- Pimenoff, Ville (2008). "Living on the edge : Population genetics of Finno-Ugric-speaking humans in North Eurasia". University of Helsinki, Finland. Retrieved 12 April 2019.PhD thesis
- Gyarmathi, Sámuel (1 January 1983). Grammatical Proof of the Affinity of the Hungarian Language with Languages of Fennic Origin. John Benjamins Publishing. ISBN 978-90-272-0976-4.
- "FAQ about Finno-Ugricn Languages". Retrieved 15 July 2016.
- "Problems in the Taxonomy of the Uralic languages in the Light of Modern Comparative Studies". Salminen, Tapani. 2002.
- "Article Abstract: A counter-clockwise northern route of the Y-chromosome haplogroup N from Southeast Asia towards Europe". European Journal of Human Genetics. Retrieved 15 July 2016.
- "Separating the post-Glacial Coancestry of European and Asian Y Chromosomes Within haplogroup R1a". Nature.com. European Journal of Human Genetics. Retrieved 16 January 2014.
- "Proto-Baltic Languages". Virdainas. Suduva.com. Retrieved 2014-01-16.
- "Hungarian_Magyar_Y-DNA_Project". Family Tree DNA. Retrieved 15 July 2016.
- Mile Nedeljković, Leksikon naroda sveta, Beograd, 2001.
- People of Volga and Uralic regions. Komi-Zyrians. Komi-Permyaks. Mari. Mordvins. Udmurts. Moscow, 2000. (Russian: Народы Поволжья и Приуралья. Коми-зыряне. Коми-пермяки. Марийцы. Мордва. Удмурты. М., 2000.)
- Petrukhin, Vladimir. Myths of Finno-Ugric Peoples. Moscow, 2005. 463 p. (Russian: Петрухин В. Я. Мифы финно-угров. М., 2005. 463 с.)
- World Outlook of Finno-Ugric People. Moscow, 1990. (Russian: Мировоззрение финно-угорских народов.

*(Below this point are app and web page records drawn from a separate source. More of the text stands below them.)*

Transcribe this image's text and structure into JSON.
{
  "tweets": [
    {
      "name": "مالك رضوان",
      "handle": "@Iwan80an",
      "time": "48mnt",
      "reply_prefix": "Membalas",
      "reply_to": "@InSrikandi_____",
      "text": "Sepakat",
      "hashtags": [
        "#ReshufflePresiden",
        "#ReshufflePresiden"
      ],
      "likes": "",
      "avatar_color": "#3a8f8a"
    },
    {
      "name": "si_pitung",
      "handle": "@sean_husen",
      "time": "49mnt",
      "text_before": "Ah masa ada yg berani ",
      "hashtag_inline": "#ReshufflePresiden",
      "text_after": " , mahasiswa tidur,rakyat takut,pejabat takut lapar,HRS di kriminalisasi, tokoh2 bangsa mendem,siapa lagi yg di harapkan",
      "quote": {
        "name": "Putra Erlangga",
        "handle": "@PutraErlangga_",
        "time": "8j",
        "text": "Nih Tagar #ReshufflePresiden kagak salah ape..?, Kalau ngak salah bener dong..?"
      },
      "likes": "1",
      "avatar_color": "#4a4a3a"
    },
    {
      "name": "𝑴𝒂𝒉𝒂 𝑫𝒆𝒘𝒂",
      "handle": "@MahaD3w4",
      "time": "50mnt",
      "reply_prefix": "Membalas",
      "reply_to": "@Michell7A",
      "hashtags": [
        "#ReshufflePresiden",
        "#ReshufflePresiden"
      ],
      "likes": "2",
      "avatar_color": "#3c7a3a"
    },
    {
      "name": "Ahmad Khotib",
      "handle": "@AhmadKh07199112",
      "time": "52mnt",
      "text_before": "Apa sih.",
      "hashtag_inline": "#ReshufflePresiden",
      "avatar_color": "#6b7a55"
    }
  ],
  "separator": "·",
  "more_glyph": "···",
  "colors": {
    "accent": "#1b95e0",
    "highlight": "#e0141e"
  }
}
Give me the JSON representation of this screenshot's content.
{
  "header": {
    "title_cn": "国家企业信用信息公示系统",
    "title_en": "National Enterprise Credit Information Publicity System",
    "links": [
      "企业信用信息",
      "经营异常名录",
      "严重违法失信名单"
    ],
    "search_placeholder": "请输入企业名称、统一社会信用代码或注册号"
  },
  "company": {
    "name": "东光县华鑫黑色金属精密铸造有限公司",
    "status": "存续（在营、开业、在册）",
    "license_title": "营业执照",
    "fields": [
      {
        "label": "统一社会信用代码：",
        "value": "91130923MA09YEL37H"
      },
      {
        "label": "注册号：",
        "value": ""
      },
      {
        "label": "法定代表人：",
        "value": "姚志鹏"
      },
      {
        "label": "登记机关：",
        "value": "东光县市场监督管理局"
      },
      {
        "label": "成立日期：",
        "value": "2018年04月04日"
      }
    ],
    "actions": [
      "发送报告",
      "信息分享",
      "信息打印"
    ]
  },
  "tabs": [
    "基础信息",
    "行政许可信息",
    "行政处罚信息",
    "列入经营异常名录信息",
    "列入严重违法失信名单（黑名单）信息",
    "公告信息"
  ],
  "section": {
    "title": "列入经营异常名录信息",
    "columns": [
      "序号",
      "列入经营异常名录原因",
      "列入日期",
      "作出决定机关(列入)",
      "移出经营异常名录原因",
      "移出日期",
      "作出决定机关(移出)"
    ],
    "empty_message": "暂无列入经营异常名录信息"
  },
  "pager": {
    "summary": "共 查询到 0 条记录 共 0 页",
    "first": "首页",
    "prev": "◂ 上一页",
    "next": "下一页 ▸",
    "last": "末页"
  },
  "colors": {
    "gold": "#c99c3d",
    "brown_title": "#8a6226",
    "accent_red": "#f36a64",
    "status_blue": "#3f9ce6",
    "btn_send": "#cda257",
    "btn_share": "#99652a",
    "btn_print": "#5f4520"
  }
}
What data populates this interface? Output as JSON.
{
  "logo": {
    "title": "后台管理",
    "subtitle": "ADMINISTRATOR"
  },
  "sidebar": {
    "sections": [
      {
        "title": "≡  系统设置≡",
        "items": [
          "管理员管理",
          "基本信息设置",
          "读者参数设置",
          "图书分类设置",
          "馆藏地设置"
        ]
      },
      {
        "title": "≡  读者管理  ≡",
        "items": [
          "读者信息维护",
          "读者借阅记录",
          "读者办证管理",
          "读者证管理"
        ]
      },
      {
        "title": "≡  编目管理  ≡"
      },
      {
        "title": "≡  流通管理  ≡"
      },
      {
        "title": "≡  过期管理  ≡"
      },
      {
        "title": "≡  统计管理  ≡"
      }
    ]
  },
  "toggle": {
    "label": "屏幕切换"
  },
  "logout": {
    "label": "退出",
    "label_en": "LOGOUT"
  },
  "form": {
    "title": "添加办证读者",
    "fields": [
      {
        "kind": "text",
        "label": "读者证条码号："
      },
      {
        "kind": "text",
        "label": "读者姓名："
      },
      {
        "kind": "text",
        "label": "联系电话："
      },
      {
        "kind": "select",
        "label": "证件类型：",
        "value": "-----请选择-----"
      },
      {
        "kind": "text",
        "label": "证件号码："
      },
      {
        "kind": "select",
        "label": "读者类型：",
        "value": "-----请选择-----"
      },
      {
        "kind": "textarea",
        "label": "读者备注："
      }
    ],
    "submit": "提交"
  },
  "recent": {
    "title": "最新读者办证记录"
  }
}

М., 1990.)
|Wikimedia Commons has media related to Finno-Ugric peoples.|
- URALIC PEOPLES
- MORDVINS (Erzyas and Mokshas)
- MARIS or Cheremisses
- The Information Center of Finno-Ugric Peoples (SURI)
- The Information Center of Finno-Ugric Peoples (SURI) Newsletter: "Uralic Contacts"
- Kindred Peoples Programme
- Etnofotu (Ethnofuturism)
- The International Congress of Finno-Ugric Writers
- The Youth Association of Finno-Ugric Peoples (MAFUN)
- International Expedition for high school, college and university students of the Finno-Ugric World
- Finno-Ugric Student's Seminar Camp
- Mari Association of Finno-Ugric Peoples
- Federal Finno-Ugric Cultural Center (Sykytyvkar, Komi Republic)
- Article on plans for new Federal Finno-Ugric Cultural Center in Sykytyvkar, Komi Republic
- International Finno-Ugric Students' Conference (IFUSCO)
- The International Festival of Theatres of Finno-Ugric Peoples
- World Championship of Kalevala Chanting & Ugric Rumble Ethno Music Festival
- Uralkult Festival: "Finno-Ugric culture now!"
- Ugriculture: Contemporary Finno-Ugric art at the Gallen Kallela Museum
- On the Banks of the Volga: "Life of a Finno-Ugrian people past and present"
- Bearslaying Theatre Festival: Theatre by Finno-Ugric Peoples
- Indiana University Bloomington |Central Eurasian Studies: Uralic Peoples
- Finno-Ugric media center